## YOUR INSTRUCTIONS
Which lines in the records below include the word "Distance"? Report each of them in full.

Collected data entries

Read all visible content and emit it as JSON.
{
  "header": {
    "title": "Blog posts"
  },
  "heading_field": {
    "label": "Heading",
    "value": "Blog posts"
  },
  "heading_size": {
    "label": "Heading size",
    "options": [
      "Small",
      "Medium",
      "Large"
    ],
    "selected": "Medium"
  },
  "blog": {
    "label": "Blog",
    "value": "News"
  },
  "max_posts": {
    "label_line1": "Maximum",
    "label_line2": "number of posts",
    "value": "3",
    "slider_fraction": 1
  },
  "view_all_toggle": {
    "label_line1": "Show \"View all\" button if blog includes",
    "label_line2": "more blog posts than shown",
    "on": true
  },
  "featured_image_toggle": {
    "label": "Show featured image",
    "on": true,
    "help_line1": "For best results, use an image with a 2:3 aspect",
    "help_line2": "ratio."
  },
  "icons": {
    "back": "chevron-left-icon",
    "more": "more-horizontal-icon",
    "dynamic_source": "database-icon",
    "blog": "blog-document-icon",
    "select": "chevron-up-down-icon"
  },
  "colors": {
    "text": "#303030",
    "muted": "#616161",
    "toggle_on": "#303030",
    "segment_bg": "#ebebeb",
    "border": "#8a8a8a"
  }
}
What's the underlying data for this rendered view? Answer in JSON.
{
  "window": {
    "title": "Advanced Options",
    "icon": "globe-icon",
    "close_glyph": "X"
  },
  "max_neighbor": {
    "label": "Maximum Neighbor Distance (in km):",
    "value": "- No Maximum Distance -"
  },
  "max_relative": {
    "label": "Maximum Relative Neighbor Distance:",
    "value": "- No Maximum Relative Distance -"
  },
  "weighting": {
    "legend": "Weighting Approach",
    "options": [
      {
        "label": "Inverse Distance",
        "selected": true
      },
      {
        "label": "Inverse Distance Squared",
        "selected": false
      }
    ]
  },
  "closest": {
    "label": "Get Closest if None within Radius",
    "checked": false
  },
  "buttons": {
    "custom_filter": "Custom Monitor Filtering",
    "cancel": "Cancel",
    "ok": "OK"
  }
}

## SOLUTION FOR THIS EXERCISE
    "label": "Maximum Neighbor Distance (in km):",
    "value": "- No Maximum Distance -"
    "label": "Maximum Relative Neighbor Distance:",
    "value": "- No Maximum Relative Distance -"
        "label": "Inverse Distance",
        "label": "Inverse Distance Squared",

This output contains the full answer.